Irish farmers are almost seven times more likely to die from cardiovascular disease (CVD), mainly heart disease and stroke, than the lowest risk occupational group i.e. salaried employees .
Recent research showed that 80% of farmers have four or more risk factors such as family history, high blood pressure, high cholesterol and overweight . In a bid to raise awareness among farmers about their heart health and reduce their risk, the IFA has joined forces with the Farmers Have Hearts initiative, led out by the Irish Heart Foundation.
Farmers Have Hearts, which is funded by the HSE, provides free health checks by Irish Heart Foundation nurses to farmers at marts and since 2013, 2,800 farmers have been checked with 72% advised to see their GP. The IFA has committed to increasing awareness of heart disease and stroke among farmers by extending additional free health checks and information sessions to IFA Executive Committees around the country.
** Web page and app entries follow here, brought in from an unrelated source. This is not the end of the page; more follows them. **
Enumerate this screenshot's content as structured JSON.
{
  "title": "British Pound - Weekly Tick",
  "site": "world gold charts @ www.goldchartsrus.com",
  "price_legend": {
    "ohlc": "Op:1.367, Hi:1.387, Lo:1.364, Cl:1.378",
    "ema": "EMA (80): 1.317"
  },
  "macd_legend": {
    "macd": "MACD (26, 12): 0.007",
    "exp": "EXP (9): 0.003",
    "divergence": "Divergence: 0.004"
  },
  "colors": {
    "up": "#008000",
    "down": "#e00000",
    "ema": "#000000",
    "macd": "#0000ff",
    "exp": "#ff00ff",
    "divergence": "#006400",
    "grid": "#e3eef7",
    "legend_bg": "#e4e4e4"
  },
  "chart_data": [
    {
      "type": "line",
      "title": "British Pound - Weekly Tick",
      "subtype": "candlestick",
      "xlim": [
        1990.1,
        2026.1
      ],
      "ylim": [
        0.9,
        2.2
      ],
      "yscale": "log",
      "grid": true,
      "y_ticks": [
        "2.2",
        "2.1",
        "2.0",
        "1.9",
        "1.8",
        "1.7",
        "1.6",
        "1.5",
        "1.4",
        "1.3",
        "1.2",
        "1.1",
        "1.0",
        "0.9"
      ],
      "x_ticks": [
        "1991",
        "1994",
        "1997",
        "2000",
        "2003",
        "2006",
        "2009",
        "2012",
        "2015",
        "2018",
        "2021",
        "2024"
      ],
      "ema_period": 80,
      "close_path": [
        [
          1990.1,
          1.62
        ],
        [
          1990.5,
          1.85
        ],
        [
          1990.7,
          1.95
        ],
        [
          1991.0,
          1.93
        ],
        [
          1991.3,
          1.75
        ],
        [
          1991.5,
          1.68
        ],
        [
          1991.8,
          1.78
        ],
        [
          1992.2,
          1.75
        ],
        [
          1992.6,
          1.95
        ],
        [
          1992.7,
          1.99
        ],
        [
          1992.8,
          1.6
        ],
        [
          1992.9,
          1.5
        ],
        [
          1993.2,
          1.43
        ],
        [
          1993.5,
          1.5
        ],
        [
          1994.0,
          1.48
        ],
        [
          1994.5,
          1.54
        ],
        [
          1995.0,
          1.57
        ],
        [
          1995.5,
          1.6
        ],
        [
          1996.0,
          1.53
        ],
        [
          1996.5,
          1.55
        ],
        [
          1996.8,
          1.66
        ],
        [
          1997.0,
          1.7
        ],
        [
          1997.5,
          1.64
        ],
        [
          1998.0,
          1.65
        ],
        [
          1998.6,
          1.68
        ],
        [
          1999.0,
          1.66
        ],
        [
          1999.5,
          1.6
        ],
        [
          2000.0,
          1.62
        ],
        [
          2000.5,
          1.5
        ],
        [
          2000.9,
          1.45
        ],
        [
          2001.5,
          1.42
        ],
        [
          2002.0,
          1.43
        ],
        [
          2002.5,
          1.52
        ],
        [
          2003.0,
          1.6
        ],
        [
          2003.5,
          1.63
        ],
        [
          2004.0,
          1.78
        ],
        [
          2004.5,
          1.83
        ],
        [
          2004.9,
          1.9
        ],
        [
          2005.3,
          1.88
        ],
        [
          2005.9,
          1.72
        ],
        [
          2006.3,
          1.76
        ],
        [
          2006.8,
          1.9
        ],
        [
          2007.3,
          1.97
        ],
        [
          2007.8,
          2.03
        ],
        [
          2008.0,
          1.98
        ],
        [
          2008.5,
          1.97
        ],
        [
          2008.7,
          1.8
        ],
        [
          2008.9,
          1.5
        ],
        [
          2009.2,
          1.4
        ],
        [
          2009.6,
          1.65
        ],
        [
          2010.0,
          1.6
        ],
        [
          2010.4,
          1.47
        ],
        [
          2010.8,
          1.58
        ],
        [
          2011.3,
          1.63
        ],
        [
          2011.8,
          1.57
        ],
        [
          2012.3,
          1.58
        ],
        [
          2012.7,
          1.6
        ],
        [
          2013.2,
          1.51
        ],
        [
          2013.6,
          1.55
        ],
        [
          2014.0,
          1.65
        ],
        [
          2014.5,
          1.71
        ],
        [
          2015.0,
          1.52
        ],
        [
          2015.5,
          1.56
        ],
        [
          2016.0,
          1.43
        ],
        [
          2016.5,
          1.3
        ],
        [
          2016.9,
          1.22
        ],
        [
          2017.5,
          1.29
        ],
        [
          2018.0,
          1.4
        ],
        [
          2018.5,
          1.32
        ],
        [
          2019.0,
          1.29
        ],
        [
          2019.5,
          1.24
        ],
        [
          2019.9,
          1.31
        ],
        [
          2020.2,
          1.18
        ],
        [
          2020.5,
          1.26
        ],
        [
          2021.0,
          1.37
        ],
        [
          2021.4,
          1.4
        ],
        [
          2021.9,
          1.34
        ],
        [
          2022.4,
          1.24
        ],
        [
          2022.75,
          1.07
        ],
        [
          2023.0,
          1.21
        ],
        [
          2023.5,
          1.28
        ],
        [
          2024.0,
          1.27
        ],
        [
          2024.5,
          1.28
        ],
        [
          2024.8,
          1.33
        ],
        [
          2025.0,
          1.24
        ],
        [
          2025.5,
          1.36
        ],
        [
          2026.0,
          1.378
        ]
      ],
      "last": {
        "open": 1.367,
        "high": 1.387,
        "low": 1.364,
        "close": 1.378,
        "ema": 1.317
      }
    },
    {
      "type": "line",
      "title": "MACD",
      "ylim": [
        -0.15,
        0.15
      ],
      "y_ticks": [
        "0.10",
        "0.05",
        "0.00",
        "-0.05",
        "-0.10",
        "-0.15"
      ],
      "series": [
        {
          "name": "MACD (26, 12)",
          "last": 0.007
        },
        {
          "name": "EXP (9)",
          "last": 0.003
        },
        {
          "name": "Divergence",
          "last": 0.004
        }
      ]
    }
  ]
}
IFA President Joe Healy has strongly urged farmers to get their health checked, saying: “Often farmers can take a stand-back attitude to their health, and are reluctant to see a doctor even if they have a particular concern. Our message is that having a health check will either put your mind at ease, or set you on the right course to improve your health and lifestyle – either way, getting a check-up is a smart thing to do.”
Maureen Mulvihill, Head of Health Promotion, Irish Heart Foundation said: “Farmers are disproportionately affected by chronic diseases such as cardiovascular disease, despite a common perception that they live healthy, active lives. Farmers Have Hearts has shown that the most prevalent risk for CVD among male farmers is overweight or obesity at 86% and 82% had a family history of heart disease .
“Our research showed that only 32% of those who were advised to see their GP did so, and we are delighted that the IFA is lending its support to help farmers realise that preventing a heart attack or stroke by identifying risk factors is a positive step. For example, high blood pressure or high cholesterol can be managed very successfully working with the family doctor and can prevent serious heart problems developing in the future, which could impact on ability to work and livelihood,” said Ms Mulvihill.
Simon Harris, Minister for Health said: “It is important that farmers know about their own health and what they can do to keep themselves healthy. Modest lifestyle changes and the support of healthcare professionals can make a huge difference, and I hope that farmers will take advantage of the free checks and advice on offer.”
Research on 310 farmers as part of Farmers Have Hearts showed that 79% of those checked in the marts were advised to follow up with a GP visit. One-third of these farmers did see a GP within 12 weeks and almost half of those found to be at risk made changes to their lifestyle following the health check, including increasing physical activity or changing diet. On a positive note, 42% of those who took part would not have had a health check otherwise .
IFA Health checks
The IFA / IHF health checks are taking place in 12 venues around the country and can be booked through local IFA offices.
A health check can pick up risk factors and signs for concern. It will take just 30 minutes and involves very little preparation. Results are provided straight away and the nurse or doctor will advise on a one-to-one basis any steps needed to reduce heart health risk.”
The health checks address the main risk factors associated with circulatory diseases such as blood pressure, cholesterol, weight, smoking, consumption of alcohol and physical activity. The check involves a blood pressure check, cholesterol and glucose check, weight measurement, carbon monoxide check (for smokers) and overall individual assessment. Each attendee will receive a personal record of all tests and a personal lifestyle plan following the health check.
To increase awareness of heart health among farmers generally, The Irish Heart Foundation is also providing information to farmers at IFA events in each county. Topics covered will include knowing your risks, tips to lead a healthier lifestyle and healthy eating.